“So I say one more time: Try Asia. Whether you want to run around and have a look or to settle down and stay awhile, Asia makes so much sense right now.”
P.S. Paul shares further insights into the delights and the pleasures of life in this part of the world in his Around Asia guide, available starting today in an expanded Second Edition.
“I know that Cyprus is not a country you write a lot about, but perhaps here’s a reason to ban it from everybody’s short list anyway. They seem to be charging really extreme property taxes on real estate.
— Bert S., United States
Resident global real estate investing expert Lief Simon replies:
“In fact, the article piques my interest. The report indicates that real estate prices are down in this country and that there’s a glut of properties on the market. More people sold than bought in 2009, and the article implies that people who sold left the island.
“Of course, this could all be so much journalistic hype, and I don’t know enough about this market to make any determination one way or another, but here’s how I’d process the data on the table at a glance:
“First, note that real estate valued up to €170,860 is exempt from tax. Also note that the tax percentages charged are applied to bands of value, not to the total value of the property. In other words, you pay no tax up to €170,860 and then 2.5% tax on the value between €170,860 and €427,150.
“The article states that property valuations haven’t been updated since 1980. However, I would guess that most properties purchased by foreigners in the last decade were new-built. The valuation would have been made at the time of construction and would be relatively current. And who is to say that new valuations would match current sales values?
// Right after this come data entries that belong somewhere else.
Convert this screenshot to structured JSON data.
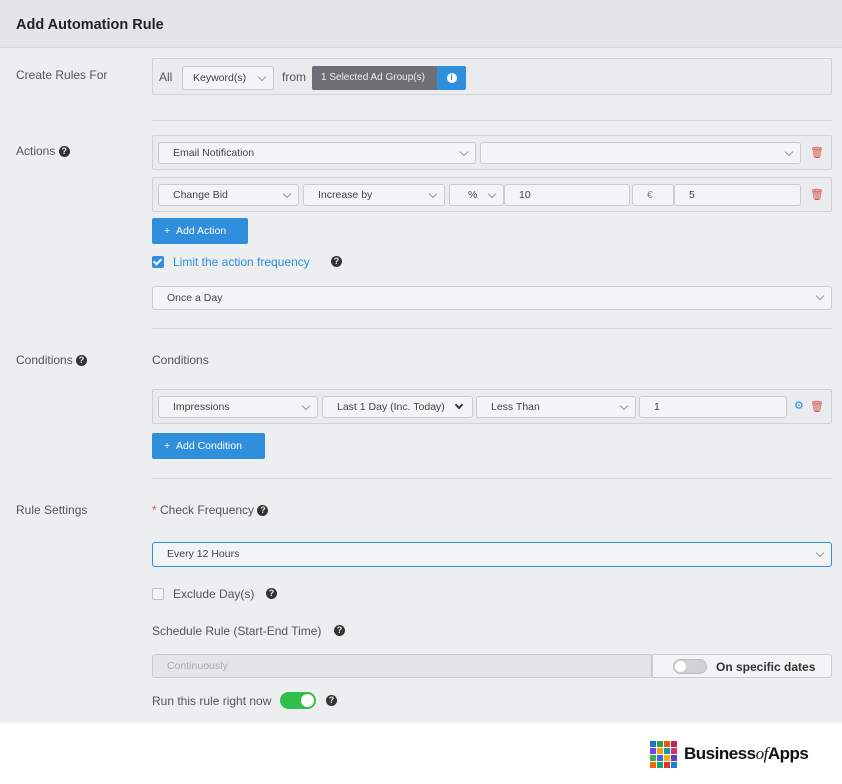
{
  "header": {
    "title": "Add Automation Rule"
  },
  "create_rules": {
    "label": "Create Rules For",
    "all_text": "All",
    "target_select": "Keyword(s)",
    "from_text": "from",
    "ad_group_btn": "1 Selected Ad Group(s)",
    "info_icon": "i"
  },
  "actions": {
    "label": "Actions",
    "row1": {
      "action": "Email Notification",
      "value": ""
    },
    "row2": {
      "action": "Change Bid",
      "mode": "Increase by",
      "unit": "%",
      "amount": "10",
      "currency": "€",
      "limit": "5"
    },
    "add_action": "Add Action",
    "limit_label": "Limit the action frequency",
    "frequency": "Once a Day"
  },
  "conditions": {
    "label": "Conditions",
    "heading": "Conditions",
    "metric": "Impressions",
    "period": "Last 1 Day (Inc. Today)",
    "operator": "Less Than",
    "value": "1",
    "add_condition": "Add Condition"
  },
  "rule_settings": {
    "label": "Rule Settings",
    "required_mark": "*",
    "check_frequency_label": "Check Frequency",
    "check_frequency": "Every 12 Hours",
    "exclude_days": "Exclude Day(s)",
    "schedule_label": "Schedule Rule (Start-End Time)",
    "schedule_placeholder": "Continuously",
    "specific_dates": "On specific dates",
    "run_now": "Run this rule right now"
  },
  "brand": {
    "business": "Business",
    "of": "of",
    "apps": "Apps"
  },
  "colors": {
    "accent": "#2f8fdc",
    "danger": "#d9534f",
    "toggle_on": "#2fbf4a"
  }
}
“With property prices down 25% from their peak, I’d guess that most one- and two-bedroom apartments on the market will fall below the tax-exempt threshold. A quick search on a Cyprus real estate site shows 950 properties priced at €200,000 or less and 1,950 priced at €200,000 and more. The selection in the tax-exempt range seems plentiful.”